It is with great sadness that I report of the passing of our beloved secretary Sol (Shlomo) Etzioni.

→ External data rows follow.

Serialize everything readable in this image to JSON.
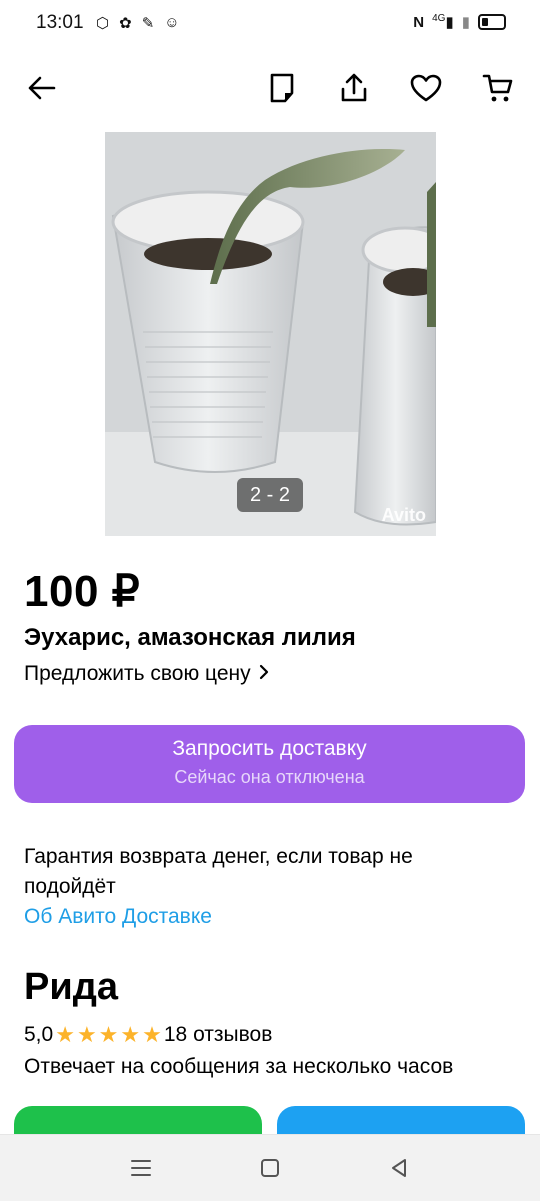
{
  "status_bar": {
    "time": "13:01",
    "left_icons": [
      "cube-icon",
      "flower-icon",
      "pencil-icon",
      "ok-icon"
    ],
    "right_icons": [
      "nfc-icon",
      "signal-4g-icon",
      "signal-icon",
      "battery-icon"
    ],
    "network": "4G"
  },
  "toolbar": {
    "icons": [
      "back-arrow-icon",
      "note-icon",
      "share-icon",
      "heart-icon",
      "cart-icon"
    ]
  },
  "gallery": {
    "counter": "2 - 2",
    "watermark": "Avito"
  },
  "listing": {
    "price": "100 ₽",
    "title": "Эухарис, амазонская лилия",
    "offer_price_label": "Предложить свою цену"
  },
  "delivery": {
    "button_label": "Запросить доставку",
    "button_sublabel": "Сейчас она отключена",
    "guarantee_text": "Гарантия возврата денег, если товар не подойдёт",
    "about_link": "Об Авито Доставке"
  },
  "seller": {
    "name": "Рида",
    "rating": "5,0",
    "stars": 5,
    "reviews": "18 отзывов",
    "response_time": "Отвечает на сообщения за несколько часов"
  },
  "colors": {
    "delivery_button": "#9f5fea",
    "link": "#1f9ee6",
    "star": "#fcb32a",
    "call_button": "#1ec14b",
    "message_button": "#1da1f2"
  }
}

Sol was born in Australia and spent his youth as a member of Labour-Zionist Youth Movement Habonim. It was here that he began his life as an educator, a guide, and an inspiration to Jewish youth.

 

His first taste of communal living began in 1951, when Sol went to live on Habonim's training farm in Springvale, Melbourne. The idea was that Sol and his contemporaries would learn what it was to live and work on a 'Kibbutz', before emigrating to Israel and doing it for real. Sol remembered communal life as being very primitive, and described the unlined fibro huts as follows: "[without even] electric light to give the illusion of warmth. There's nothing that casts a cold spell over... dreams of sun-scorched Israel more than dressing in pitch-dark in freezing cold - literally freezing, for the rain-puddles froze over solid - to learn Hebrew...[Those two years] enhanced my maturity and expanded my horizons...I found that I could live in close quarters with others whom I didn't necessarily like."

 

Leadership by example is a concept that Sol imbibed from growing up in the youth movement. He duly fulfilled the highest goal of Habonim by arriving in Israel in 1954, and joining Kibbutz Tzora. There he spent most of his career as a high-school Chemistry teacher, with a hiatus from 1962 - 1964, when he left the kibbutz to become an emissary of both the Kibbutz, and Israel itself to a whole new generation of Habonim Youth in New Zealand. It is no surprise to find many of the people that Sol worked with during those years in New Zealand following his example, and can today still be found on Kibbutzim in Israel.

In recent years, as Kibbutz Tzora has undergone many changes, Sol recognized both the need for change in today's modern reality, whilst always retaining his strong belief in communal living and shared responsibility. In January of this year he wrote thus: "The problem is that no one wants to put more money into the public purse - by means of a progressive 'income tax' - and this means inevitably that there is pressure to reduce communal services even further. The fact that almost everything is judged by its cost means that there is pressure to shut down 'unprofitable' activities".

Similarly, even though Sol described himself as not being political, in this sphere too he saw the complexity of issues and never expressed a dogmatic one-sided opinion. He could recognize Israel's imperfections but it always pained him to read over-the-top criticisms, or even being blanked by communities outside of Israel. In setting the record straight on his beloved Israel, he always called for fairness and even-handedness in any criticism, whilst stressing Israel's legitimate concerns and it's right to live in peace and security.

When most pensioners would be taking their foot off the gas, Sol was looking for a new challenge and in 2000 he became the secretary of the International Communes Desk. His belief in communality and his many years as an educator, combined with his dedication, enabled Sol to bring the communal scene in Israel to the world and the world communal scene to Israel. He courteously ran our meetings with patience and humour and worked tirelessly behind the scenes: corresponding with communities around the world, hosting visitors that came to Israel to learn about Kibbutz, editing the content of the website, attending conferences all over Israel to promote the Desk, fundraising, proof-reading this publication, etc etc.

Sol is survived by his wife Rene, 3 children, 8 grandchildren and the many, many people, all over the world, who have learnt from Sol, been inspired by Sol - a true leader by example.